Even though it’s the most accessible destination in our solar system, traveling to the moon is still a matter of advanced science and technology.
Since 2007, Google has been chipping away at the complexity, not to mention exorbitant cost, of moon exploration with the Lunar XPrize, a competition for privately funded space entrepreneurs to build a rover, land it on the moon, travel at least 500 meters, and transmit video and images.
The Lunar XPrize is meant to lower the barriers of not only space travel, but of the average person’s perception of space travel—and J.J. Abrams and Oscar-nominated director Orlando von Einsiedel are lending their talents to the effort with their nine-part docu-series, Moon Shot.

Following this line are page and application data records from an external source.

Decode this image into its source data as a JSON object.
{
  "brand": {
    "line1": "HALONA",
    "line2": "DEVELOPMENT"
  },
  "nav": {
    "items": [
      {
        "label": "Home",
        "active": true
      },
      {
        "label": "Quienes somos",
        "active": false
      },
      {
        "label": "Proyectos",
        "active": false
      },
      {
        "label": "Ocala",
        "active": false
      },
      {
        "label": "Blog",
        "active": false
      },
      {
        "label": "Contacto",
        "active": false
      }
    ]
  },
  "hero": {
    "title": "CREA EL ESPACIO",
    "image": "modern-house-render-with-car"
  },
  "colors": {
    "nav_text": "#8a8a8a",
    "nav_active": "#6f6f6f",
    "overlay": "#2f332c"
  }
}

Moon Shot aims to infuse a little heart and humanity into the otherwise technical field of space exploration by profiling teams in the Lunar XPrize competition. Each episode pulls out the who and why and runs it all through Einsiedel’s masterfully cinematic lens.
“There are a million ways to tell a story—these films could have been purely science- or technology-based or scholastic,” says Andrew Lee, a producer at Bad Robot, Abrams’ production company that’s coproducing Moon Shot. “But our approach was more of a cinematic, human story.”
Lee’s hope for Moon Shot is that it will stir up the kind of worldwide emotional fervor felt during the Space Race of the mid-20th century. Lunar XPrize’s $30 million purse for the winners is certainly one reason to throw a rover into the competition, but what Moon Shot highlights so well are stories that are grounded in the sense of doing something bigger than oneself.
“Once we delved deep, that’s when we started to learn about the human beings that are involved,” Lee says. “And there’s nothing more relatable than hearing a human story that’s in the context of something so large.”